» **WHAT YOU HAVE TO DO**
In the entries, find all lines that hold the word "Plot" and copy them.
■ ■ ■
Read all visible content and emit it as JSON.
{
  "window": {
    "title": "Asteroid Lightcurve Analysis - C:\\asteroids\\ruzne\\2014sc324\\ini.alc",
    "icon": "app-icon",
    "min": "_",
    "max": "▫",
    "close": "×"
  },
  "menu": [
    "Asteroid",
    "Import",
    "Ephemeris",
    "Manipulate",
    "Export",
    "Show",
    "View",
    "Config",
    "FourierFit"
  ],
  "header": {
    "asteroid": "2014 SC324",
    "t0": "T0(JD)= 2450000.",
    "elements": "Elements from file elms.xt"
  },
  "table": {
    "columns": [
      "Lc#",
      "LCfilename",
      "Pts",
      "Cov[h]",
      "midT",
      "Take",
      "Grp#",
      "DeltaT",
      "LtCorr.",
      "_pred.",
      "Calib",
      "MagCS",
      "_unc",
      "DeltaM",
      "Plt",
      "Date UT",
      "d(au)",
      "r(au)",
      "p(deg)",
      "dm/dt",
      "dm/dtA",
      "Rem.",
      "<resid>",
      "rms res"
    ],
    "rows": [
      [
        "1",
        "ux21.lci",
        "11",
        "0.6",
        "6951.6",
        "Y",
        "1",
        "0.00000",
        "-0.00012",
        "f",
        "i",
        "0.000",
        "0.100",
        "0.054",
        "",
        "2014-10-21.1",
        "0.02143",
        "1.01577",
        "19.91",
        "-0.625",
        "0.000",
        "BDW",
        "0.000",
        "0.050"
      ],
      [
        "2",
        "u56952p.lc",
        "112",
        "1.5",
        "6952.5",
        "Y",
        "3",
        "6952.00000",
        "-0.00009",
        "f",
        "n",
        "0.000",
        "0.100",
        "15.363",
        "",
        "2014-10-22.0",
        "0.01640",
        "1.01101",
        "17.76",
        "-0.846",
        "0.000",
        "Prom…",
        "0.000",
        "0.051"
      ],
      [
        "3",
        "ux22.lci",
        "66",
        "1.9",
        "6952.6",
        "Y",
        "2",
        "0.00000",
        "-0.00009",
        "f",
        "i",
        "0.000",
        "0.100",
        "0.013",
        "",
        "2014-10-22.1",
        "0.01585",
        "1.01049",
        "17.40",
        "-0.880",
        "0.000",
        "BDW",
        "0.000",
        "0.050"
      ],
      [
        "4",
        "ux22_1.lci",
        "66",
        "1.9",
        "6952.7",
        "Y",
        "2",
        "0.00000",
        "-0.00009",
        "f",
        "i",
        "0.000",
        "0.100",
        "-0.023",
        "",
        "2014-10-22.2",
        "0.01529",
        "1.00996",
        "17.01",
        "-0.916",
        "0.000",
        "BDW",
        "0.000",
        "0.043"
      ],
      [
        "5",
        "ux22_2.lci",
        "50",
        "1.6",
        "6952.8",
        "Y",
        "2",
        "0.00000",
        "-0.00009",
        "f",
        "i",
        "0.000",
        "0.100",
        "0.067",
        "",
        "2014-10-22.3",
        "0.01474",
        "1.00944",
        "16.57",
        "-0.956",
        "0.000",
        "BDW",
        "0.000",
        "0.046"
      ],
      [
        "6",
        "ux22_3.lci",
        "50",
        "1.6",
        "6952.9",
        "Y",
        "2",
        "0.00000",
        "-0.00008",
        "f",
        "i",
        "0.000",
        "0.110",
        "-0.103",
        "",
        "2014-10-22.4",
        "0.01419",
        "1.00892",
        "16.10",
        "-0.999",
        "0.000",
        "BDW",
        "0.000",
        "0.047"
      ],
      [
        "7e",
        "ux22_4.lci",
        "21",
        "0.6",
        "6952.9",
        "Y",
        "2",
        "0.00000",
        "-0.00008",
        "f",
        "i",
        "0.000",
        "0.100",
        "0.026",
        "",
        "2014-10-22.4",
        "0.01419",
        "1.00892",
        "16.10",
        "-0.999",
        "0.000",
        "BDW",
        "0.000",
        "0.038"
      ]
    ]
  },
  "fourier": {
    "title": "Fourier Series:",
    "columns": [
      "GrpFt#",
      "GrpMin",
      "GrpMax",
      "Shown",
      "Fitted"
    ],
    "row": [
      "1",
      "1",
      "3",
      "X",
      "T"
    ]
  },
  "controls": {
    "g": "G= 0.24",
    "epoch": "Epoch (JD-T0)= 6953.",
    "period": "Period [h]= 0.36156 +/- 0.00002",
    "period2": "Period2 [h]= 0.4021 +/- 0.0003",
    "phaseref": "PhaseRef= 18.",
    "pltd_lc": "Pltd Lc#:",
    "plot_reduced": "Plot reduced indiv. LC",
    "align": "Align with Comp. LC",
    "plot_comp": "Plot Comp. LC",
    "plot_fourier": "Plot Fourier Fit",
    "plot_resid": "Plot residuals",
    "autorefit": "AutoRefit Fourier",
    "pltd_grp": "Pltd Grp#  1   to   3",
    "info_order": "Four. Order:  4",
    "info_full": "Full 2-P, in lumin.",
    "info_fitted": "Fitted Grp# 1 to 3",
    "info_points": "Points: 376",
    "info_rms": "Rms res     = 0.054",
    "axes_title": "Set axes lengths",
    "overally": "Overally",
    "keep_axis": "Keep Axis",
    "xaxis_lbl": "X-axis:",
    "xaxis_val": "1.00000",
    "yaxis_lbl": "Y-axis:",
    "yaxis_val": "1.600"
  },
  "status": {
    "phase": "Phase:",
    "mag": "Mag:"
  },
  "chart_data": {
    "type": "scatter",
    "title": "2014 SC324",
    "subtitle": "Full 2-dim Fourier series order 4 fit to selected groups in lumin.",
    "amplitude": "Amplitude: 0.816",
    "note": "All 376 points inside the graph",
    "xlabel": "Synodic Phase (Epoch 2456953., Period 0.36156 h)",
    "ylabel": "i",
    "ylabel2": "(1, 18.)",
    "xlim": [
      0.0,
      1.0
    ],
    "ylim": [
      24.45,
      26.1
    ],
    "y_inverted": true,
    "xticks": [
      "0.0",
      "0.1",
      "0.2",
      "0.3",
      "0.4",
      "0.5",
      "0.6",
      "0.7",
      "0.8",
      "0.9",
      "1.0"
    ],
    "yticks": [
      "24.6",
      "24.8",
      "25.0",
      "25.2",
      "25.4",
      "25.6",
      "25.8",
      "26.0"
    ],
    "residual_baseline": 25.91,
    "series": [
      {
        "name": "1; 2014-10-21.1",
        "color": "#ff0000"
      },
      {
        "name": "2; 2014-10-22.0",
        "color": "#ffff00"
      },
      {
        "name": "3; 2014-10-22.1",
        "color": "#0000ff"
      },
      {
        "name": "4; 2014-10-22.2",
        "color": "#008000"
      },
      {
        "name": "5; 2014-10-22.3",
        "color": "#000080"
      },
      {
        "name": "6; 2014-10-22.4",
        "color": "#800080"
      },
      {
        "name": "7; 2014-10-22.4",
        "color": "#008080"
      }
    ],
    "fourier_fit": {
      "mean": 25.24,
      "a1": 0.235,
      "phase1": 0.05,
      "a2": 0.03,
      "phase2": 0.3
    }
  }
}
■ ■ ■
» **SOLUTION FOR THIS PROBLEM**
    "plot_reduced": "Plot reduced indiv. LC",
    "plot_comp": "Plot Comp. LC",
    "plot_fourier": "Plot Fourier Fit",
    "plot_resid": "Plot residuals",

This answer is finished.